Play chess not checkers
Your crew members will work at their finest in the event you spend money on understanding every particular person’s distinctive skills and areas for enchancment, after which assign duties accordingly. You’ll even have a greater probability of holding onto high expertise. To assist this, individuals who really feel that their work makes use of their private abilities are seven times less likely to go away their group.
Spending time attending to know your stories as people can also be among the finest methods to forestall burnout inside your crew. Recent research from my HR group exhibits that one of many high challenges for managers in 2021 was understanding the place their folks wanted assist. In your one-on-ones, ask your stories the next questions, after which take motion on what they let you know:
- What one factor can I do to higher assist you this week?
- What sort of flexibility do you want proper now?
- How does your workload really feel proper now? The place can I assist?
- What initiatives have you ever loved most over the previous month?
Perceive your emotional expression tendency
Are you an “open ebook?” Or are you extra arduous to learn?
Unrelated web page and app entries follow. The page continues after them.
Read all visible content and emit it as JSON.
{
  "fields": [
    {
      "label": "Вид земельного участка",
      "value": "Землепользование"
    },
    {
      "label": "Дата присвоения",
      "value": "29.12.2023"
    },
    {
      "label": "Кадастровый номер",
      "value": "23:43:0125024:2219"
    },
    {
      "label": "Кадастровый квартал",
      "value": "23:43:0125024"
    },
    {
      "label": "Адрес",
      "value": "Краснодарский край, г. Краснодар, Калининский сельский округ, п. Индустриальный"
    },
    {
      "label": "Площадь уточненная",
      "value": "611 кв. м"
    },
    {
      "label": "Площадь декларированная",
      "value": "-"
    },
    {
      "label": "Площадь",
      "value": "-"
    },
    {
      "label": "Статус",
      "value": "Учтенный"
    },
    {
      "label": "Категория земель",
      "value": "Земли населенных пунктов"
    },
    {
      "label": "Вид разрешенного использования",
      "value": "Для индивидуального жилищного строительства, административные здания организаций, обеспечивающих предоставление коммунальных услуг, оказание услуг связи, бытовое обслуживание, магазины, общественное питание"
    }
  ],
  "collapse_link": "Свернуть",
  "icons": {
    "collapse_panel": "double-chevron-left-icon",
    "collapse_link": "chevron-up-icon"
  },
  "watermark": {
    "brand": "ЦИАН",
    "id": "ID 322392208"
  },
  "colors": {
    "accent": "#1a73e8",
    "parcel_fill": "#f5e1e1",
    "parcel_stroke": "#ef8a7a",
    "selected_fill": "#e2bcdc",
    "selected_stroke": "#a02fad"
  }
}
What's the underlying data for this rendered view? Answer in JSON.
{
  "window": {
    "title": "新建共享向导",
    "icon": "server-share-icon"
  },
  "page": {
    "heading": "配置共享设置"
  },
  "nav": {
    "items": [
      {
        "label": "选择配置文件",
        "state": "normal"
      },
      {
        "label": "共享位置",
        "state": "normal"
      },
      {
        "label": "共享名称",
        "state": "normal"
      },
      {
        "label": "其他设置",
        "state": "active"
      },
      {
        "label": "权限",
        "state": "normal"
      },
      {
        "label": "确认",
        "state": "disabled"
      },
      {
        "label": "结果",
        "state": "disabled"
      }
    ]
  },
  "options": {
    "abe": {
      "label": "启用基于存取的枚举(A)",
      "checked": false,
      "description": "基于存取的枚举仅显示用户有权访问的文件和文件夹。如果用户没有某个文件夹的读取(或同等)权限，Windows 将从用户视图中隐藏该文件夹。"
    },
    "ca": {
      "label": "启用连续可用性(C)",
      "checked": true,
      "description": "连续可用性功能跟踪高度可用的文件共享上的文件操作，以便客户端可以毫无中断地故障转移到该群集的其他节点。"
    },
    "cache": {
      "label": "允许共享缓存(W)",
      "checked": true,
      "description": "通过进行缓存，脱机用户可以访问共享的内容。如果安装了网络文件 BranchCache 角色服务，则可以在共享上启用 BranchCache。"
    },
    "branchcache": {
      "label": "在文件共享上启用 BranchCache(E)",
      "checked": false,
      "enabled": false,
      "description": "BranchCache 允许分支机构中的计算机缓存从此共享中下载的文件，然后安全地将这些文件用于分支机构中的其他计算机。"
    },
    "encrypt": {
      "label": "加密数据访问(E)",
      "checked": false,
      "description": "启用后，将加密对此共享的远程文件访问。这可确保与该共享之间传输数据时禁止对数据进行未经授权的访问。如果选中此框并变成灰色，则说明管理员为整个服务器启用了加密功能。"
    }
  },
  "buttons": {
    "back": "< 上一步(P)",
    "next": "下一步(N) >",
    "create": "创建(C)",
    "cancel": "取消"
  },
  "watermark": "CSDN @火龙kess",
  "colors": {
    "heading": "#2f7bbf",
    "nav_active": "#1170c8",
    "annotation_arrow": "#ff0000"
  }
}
In relation to how snug we’re expressing emotion, we every sit someplace alongside a spectrum. On one finish are what I name, “over-emoters,” or individuals who really feel things strongly and specific them visibly and verbally. On the opposite finish are “under-emoters,” so individuals who don’t really feel as intensely and infrequently show emotion. Neither is nice or unhealthy, however it’s helpful to pay attention to the place on the spectrum you sit so you may alter your conduct in sure conditions.
For instance, maybe one among your managers, Erik, is an “over-emoter.” He may generally tend to let a nasty day bitter his interactions together with his stories. Then again, Christina, an “under-emoter,” may present so little pleasure a few job nicely executed that her crew feels underappreciated.
Nice managers acknowledge their tendencies and make small adjustments to behave like “even-emoters.” Erik may take a second earlier than becoming a member of a video name to make sure his frazzled morning doesn’t smash his weekly crew assembly, whereas Christina may make an effort to specific extra reward and gratitude than feels snug.
Body suggestions as bridging the hole
Staff who don’t understand that they’ve progress alternatives are a surprising eight times more eager to leave their firm. Meaning it’s extra essential than ever to present your folks the suggestions they should enhance—and finally get promoted. However unstructured, half-baked suggestions might be extra hurtful than useful.
As a substitute of merely providing recommendation (or worse, criticism), recommend a unique method of doing things and clarify the way it will profit the particular person. A straightforward step to recollect is to border suggestions as bridging the hole: Establish the place you need the opposite particular person to be, give them clear recommendation on easy methods to get there, and—most significantly—emphasize that you just imagine they’ve the power to bridge that hole. Your folks will likely be far more receptive to listening to what they should enhance in the event you first say this: “I’m supplying you with these feedback as a result of I’ve very excessive expectations of you, and I’m assured you may attain them.”
Whereas these may look like small steps, they’ll make a world of distinction in how your folks really feel at work. The pandemic has already made work and life anxious sufficient. It’s your job as a supervisor to make sure that you’re not piling further, pointless anxiousness onto your folks.
Liz Fosslien is the pinnacle of content material at Humu, a human sources firm, and the coauthor and illustrator of the Wall Road Journal best-seller No Hard Feelings: The Secret Power of Embracing Emotions at Work. As an skilled on easy methods to make work higher, Liz has spoken about how workers can higher spend money on their well-being at organizations together with Adidas, JP Morgan, and Google.